Would you print out every entry exactly as given?

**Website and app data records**

━━━━━━

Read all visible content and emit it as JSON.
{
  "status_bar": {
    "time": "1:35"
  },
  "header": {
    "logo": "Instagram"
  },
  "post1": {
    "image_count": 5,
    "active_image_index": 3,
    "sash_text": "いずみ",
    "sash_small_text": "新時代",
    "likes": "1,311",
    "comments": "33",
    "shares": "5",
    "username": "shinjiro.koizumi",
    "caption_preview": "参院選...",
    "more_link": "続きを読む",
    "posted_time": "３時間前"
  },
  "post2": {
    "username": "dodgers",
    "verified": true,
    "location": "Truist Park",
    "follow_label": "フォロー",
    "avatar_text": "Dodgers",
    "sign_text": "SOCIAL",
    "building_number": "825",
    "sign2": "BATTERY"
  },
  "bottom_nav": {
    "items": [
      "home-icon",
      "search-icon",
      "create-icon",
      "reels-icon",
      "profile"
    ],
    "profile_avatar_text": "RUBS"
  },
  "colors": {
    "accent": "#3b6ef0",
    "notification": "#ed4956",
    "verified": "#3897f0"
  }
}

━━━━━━

**RESULT OF THE TASK**
Read all visible content and emit it as JSON.
{
  "status_bar": {
    "time": "1:35"
  },
  "header": {
    "logo": "Instagram"
  },
  "post1": {
    "image_count": 5,
    "active_image_index": 3,
    "sash_text": "いずみ",
    "sash_small_text": "新時代",
    "likes": "1,311",
    "comments": "33",
    "shares": "5",
    "username": "shinjiro.koizumi",
    "caption_preview": "参院選...",
    "more_link": "続きを読む",
    "posted_time": "３時間前"
  },
  "post2": {
    "username": "dodgers",
    "verified": true,
    "location": "Truist Park",
    "follow_label": "フォロー",
    "avatar_text": "Dodgers",
    "sign_text": "SOCIAL",
    "building_number": "825",
    "sign2": "BATTERY"
  },
  "bottom_nav": {
    "items": [
      "home-icon",
      "search-icon",
      "create-icon",
      "reels-icon",
      "profile"
    ],
    "profile_avatar_text": "RUBS"
  },
  "colors": {
    "accent": "#3b6ef0",
    "notification": "#ed4956",
    "verified": "#3897f0"
  }
}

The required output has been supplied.